Three Vital Concerns for Companies Running Hybrid Cloud Environments

Florian Malecki, VP International Marketing, Arcserve, banishes some misconceptions, discusses managing complexity, and more.

The benefits of the cloud – reduced capital expenditures, greater IT flexibility, business efficiency, competitive advantage – are compelling. So much so that, not so long ago, people were predicting organisations would move their entire computing infrastructure to the cloud, and nothing would be left on-premises. It, of course, never happened. Instead, organisations have embraced a hybrid cloud approach that includes a combination of both cloud and on-prem.

The reason companies prefer a hybrid-cloud approach is because it offers many advantages over complete reliance on third-party cloud vendors. Many tools make it easy to host an on-premises data center in a cloud-like fashion. Because while hybrid clouds do offer an appealing level of balance and flexibility, they can be enormously complex to manage.

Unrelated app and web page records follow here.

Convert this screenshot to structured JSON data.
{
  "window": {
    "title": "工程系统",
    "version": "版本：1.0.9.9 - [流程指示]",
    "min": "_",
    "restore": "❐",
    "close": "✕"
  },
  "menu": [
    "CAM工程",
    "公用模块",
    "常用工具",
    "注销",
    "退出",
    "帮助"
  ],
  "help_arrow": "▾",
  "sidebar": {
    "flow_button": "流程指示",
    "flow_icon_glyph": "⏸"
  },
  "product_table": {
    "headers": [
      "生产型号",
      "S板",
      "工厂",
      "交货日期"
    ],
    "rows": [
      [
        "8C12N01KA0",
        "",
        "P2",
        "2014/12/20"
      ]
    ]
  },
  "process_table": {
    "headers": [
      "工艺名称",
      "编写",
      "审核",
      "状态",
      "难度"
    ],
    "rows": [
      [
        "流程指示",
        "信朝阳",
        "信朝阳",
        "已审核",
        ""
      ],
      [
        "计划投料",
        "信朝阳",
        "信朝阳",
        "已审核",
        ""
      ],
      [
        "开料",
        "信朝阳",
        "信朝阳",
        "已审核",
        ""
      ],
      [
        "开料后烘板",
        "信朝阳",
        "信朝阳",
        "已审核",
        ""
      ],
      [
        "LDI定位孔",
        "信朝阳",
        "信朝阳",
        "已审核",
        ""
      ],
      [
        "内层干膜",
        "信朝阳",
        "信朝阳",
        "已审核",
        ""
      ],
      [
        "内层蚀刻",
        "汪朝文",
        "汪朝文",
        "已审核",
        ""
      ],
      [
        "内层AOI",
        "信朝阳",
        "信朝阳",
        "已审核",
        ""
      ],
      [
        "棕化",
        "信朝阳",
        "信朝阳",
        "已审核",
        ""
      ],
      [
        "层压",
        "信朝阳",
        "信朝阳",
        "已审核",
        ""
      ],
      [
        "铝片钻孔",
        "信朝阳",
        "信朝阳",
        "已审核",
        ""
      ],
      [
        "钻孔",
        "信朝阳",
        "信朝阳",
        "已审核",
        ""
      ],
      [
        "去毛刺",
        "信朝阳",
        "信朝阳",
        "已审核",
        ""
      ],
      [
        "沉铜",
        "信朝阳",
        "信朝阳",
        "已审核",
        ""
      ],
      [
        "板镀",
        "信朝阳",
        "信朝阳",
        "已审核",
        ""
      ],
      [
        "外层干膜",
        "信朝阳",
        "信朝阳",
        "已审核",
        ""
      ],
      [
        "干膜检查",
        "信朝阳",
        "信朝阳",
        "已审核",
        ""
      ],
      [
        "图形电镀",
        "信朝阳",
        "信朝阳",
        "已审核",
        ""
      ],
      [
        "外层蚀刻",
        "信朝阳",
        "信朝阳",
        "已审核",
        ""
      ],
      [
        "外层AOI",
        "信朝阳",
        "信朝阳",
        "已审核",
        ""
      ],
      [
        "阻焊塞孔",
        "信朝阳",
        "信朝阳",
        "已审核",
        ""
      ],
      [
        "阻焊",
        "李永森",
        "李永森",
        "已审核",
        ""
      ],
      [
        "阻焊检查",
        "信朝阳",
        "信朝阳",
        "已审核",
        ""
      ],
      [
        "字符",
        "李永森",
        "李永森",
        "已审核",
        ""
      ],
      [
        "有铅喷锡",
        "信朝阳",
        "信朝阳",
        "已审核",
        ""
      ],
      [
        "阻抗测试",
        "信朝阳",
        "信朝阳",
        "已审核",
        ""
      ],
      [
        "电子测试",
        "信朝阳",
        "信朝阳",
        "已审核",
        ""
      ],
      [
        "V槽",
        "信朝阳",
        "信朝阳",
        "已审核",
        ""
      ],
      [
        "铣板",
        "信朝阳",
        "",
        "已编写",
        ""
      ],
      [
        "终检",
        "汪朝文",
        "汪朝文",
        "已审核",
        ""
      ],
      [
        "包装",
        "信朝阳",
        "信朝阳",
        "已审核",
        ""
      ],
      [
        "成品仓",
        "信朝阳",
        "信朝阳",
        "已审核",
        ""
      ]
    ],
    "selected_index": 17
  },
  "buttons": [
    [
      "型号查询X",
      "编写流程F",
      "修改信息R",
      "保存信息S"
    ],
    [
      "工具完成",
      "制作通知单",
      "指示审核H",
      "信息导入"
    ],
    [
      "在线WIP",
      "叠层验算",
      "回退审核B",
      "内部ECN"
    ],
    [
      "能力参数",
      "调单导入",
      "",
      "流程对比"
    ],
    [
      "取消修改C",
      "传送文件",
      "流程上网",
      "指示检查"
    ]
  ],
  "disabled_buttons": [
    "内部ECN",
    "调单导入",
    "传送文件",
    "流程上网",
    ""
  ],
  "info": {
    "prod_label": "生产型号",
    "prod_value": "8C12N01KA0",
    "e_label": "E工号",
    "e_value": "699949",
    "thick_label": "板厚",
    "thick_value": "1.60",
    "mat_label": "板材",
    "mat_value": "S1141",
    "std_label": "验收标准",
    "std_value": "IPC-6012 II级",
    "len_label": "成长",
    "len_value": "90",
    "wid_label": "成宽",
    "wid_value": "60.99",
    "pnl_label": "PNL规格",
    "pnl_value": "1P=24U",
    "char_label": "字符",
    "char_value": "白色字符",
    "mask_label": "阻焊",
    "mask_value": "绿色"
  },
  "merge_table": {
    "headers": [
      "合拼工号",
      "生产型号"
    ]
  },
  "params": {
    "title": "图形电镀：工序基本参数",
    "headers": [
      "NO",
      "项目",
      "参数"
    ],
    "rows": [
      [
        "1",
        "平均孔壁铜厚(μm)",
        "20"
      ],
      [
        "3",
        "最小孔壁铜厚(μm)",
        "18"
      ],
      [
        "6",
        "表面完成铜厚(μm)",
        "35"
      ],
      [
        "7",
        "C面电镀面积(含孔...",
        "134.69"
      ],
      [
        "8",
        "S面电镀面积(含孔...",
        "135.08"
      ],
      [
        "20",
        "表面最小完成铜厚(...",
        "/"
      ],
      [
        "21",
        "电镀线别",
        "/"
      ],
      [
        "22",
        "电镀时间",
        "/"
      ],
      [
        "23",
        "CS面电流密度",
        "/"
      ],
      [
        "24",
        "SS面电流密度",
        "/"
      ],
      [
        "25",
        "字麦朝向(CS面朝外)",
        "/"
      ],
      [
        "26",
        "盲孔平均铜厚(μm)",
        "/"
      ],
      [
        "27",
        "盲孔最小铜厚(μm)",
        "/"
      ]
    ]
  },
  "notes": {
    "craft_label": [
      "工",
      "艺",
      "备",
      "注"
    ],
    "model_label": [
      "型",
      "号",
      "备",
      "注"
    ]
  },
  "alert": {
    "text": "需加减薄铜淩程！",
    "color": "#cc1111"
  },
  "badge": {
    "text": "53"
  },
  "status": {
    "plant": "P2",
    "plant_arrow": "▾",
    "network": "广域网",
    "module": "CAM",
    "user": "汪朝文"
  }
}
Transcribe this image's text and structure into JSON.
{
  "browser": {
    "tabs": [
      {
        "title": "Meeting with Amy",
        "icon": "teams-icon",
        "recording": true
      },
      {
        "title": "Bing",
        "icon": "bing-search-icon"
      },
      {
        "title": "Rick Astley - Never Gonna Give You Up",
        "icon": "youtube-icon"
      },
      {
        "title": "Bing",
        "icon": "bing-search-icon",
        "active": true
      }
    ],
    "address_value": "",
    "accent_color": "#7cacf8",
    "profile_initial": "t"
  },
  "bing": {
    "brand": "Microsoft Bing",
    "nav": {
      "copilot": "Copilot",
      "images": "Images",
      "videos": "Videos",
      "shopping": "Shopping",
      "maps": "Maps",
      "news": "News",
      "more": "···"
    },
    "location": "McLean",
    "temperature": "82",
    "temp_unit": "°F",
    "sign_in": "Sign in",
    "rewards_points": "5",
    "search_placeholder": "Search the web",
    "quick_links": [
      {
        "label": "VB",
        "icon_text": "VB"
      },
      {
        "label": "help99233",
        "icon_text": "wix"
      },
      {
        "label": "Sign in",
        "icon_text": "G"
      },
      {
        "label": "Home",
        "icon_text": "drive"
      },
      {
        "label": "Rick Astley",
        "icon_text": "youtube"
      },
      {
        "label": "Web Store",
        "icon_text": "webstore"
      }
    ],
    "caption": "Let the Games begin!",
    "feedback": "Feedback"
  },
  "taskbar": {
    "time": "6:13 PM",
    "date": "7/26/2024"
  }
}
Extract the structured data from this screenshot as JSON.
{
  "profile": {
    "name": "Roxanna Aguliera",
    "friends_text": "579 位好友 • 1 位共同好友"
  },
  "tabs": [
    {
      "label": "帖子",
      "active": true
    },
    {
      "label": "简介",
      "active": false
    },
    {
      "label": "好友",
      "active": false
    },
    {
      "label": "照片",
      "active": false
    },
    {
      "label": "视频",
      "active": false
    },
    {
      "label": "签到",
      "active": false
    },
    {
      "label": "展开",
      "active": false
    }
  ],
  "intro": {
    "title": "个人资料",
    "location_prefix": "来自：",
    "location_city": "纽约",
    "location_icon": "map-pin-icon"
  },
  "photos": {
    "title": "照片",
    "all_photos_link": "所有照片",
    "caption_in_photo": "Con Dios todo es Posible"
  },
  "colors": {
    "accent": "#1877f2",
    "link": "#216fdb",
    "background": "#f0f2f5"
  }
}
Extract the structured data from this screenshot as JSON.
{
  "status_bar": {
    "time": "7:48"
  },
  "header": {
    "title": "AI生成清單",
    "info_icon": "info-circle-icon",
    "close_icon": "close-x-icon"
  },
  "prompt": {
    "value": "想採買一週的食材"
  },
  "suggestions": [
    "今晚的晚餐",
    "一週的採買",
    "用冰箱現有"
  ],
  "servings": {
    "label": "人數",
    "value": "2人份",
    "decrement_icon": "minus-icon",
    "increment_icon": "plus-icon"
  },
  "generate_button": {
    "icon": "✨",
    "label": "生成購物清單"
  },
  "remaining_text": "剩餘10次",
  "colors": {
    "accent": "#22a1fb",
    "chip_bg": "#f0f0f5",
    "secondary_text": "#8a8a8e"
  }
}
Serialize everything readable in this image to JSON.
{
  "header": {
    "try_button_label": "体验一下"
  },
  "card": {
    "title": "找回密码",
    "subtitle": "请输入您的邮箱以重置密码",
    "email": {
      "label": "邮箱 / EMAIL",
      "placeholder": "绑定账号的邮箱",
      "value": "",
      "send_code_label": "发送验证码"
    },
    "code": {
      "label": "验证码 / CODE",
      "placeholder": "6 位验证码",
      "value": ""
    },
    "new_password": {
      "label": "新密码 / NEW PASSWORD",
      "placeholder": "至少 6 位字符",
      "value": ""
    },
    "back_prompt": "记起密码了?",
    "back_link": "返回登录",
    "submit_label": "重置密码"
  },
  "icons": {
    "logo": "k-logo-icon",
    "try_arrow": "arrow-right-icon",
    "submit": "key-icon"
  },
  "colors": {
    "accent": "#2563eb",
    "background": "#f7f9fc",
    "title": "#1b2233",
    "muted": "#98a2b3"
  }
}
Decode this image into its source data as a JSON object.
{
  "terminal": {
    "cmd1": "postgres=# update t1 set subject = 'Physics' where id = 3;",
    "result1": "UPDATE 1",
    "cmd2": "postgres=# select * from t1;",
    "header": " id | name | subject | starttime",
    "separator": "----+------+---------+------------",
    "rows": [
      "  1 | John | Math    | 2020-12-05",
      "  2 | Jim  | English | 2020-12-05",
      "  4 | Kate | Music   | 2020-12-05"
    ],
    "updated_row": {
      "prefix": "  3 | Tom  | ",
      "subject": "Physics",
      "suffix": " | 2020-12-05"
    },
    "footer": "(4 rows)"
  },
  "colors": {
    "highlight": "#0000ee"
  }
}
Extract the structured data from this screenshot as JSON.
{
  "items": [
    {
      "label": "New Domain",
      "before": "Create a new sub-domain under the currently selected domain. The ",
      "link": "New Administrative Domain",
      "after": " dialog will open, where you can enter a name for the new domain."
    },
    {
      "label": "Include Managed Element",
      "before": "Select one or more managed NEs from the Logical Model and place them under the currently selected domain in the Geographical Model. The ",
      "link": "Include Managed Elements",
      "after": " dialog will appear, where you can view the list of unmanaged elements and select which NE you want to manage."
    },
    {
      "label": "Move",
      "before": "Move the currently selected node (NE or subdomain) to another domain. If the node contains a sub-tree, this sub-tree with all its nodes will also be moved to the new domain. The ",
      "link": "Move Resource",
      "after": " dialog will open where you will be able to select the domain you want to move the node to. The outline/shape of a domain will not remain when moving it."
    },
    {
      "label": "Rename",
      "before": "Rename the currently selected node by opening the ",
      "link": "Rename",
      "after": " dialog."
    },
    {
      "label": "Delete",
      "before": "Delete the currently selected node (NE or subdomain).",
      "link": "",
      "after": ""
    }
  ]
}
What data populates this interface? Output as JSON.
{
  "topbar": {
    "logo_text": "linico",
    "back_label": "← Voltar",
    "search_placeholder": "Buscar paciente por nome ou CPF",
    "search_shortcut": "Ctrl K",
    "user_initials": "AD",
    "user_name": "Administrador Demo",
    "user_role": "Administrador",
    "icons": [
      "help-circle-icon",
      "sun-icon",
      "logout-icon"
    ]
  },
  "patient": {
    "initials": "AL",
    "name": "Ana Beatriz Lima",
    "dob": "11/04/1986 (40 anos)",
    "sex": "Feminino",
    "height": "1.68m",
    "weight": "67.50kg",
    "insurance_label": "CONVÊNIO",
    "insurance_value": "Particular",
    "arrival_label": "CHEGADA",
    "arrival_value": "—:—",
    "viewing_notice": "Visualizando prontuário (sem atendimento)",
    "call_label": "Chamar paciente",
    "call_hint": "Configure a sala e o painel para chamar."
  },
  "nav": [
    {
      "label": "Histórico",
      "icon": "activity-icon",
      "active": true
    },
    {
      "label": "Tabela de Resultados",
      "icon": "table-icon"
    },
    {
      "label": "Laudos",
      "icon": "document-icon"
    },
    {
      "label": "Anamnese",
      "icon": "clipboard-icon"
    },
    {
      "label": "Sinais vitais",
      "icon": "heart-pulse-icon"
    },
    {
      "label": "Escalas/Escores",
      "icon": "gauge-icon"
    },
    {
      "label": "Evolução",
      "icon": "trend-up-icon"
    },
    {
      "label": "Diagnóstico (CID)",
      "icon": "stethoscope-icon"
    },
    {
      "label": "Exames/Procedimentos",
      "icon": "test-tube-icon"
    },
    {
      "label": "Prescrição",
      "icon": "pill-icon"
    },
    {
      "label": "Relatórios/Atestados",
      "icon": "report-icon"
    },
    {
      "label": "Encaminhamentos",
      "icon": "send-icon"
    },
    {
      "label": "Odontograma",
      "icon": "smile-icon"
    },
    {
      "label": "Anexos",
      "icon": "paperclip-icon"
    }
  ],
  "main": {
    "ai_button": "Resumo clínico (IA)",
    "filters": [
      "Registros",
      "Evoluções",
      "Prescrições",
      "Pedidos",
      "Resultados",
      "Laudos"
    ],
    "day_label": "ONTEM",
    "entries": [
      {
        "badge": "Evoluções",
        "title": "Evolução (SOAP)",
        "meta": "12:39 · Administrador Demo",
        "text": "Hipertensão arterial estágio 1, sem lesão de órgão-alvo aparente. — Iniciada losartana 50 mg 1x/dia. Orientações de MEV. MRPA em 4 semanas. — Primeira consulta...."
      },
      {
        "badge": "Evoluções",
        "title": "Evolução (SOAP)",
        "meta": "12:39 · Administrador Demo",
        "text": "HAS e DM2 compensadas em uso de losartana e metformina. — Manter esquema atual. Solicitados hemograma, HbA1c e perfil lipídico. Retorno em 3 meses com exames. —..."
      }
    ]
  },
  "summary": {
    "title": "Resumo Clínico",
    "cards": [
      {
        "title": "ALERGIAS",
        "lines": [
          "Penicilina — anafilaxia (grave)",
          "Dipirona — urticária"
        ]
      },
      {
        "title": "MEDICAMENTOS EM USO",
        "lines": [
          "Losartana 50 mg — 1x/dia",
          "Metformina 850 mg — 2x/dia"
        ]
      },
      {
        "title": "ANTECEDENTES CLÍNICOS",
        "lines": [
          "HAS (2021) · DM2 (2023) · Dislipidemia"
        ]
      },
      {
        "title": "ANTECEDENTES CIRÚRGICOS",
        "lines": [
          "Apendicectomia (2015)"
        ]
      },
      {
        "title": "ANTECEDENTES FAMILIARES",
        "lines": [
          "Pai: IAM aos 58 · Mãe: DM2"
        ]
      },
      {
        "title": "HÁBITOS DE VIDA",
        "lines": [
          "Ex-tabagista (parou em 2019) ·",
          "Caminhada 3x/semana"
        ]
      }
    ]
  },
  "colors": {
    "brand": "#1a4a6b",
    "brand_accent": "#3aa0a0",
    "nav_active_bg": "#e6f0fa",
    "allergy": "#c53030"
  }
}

Specifically, implementing security, backup, and disaster recovery in hybrid cloud environments is a serious challenge. That’s why the threat of a data breach and data loss is still a dangerous possibility for companies that run hybrid cloud environments.

Security is a Shared Responsibility

There remain many misconceptions about cloud security in general. The most common is that the cloud is secure by its very nature – this is not true. When organisations transition to the cloud, they must understand that cloud security is a shared responsibility between the cloud service provider and the customer. Cloud service providers, including Microsoft Azure, Google Cloud, and AWS, typically secure the core infrastructure and services as part of their responsibility. But when it comes to securing operating systems, platforms, and data, that is the customer’s responsibility.

The cloud providers will not advertise this fact. Still, if you read the fine print of their terms and conditions, you will find legal language that clarifies that the provider is not responsible if anything happens to your data. Whether it’s an issue of data corruption, a security breach, or even accidental data deletion, the onus is on you to recover that data, not your cloud provider.

It’s like driving a car. Automakers are obligated to ensure their vehicles meet certain quality and safety standards. After that, it’s up to you to wear your seatbelt and drive safely. The same goes for your data. It’s your data, and it’s your responsibility. The fine print protects cloud providers from lawsuits and does not protect your business from data loss and the resulting financial implications.

Making Clouds Play Nice is Hard

Let’s go back to that problem mentioned above, managing complexity. You’ve heard the expression, more money, more problems. Well, more clouds can also mean more problems. That’s because the more clouds you try to blend, the more unwieldy your environment becomes.

Some organisations standardise on up to four different public clouds and numerous private clouds and data centers. Usually, those clouds operate differently and have very different interfaces. Customers may be able to manage each cloud environment seamlessly. But monitoring and supporting all the disparate cloud platforms and getting them to play nice with each other can be a daunting challenge.

Of course, there are other issues associated with putting data in a hybrid cloud environment, such as compliance and regulation concerns. Establishing comprehensive compliance in a single cloud is hard enough. But hybrid clouds introduce additional complexities that raise the stakes. This issue is challenging because all industries change their rules according to required security and certifications.

There is a Security Solution for Every Cloud

The above challenges – security and compliance – should be considered early in the implementation process. Trying to play catchup and address them later could prove costly at best catastrophic at worst. You can address both if you have the appropriate backup and recovery solution for your hybrid cloud environment. It should protect your data comprehensively and give you the complete control you need.

You should consider a cloud storage offering that safeguards data by taking continuous snapshots and provides multiple recovery points. This solution ensures that your data is protected and gives you easy access and visibility into your data at all times.

Some data-protection solutions on the market specifically target private, hybrid, and multi-cloud computing environments. The solution you choose should combine security controls, ransomware detection, and data protection to ensure security across private cloud, public cloud, and SaaS-based environments. It should also deliver backup and disaster recovery services, including protection for physical, virtual, and cloud workloads.

Organisations must step up and take responsibility for managing their data storage and backup requirements, whether that data resides on-prem, in the cloud, or in a hybrid environment. They cannot place their trust solely in cloud providers. They should implement a data protection and recovery strategy that adds an extra layer of protection to make the difference between successfully responding to adversity and being overcome by a disaster.

By Florian Malecki, VP International Marketing, Arcserve.

Guest Contributor
Guest Contributor
Follow on Twitter @eWeekUK
Get the Free Newsletter
Subscribe to Techrepublic UK for weekly updates from Techrepublic and eWEEK on the latest in UK top tech news, trends & analysis
This email address is invalid.
Get the Free Newsletter
Subscribe to Techrepublic UK for weekly updates from Techrepublic and eWEEK on the latest in UK top tech news, trends & analysis
This email address is invalid.

Popular Articles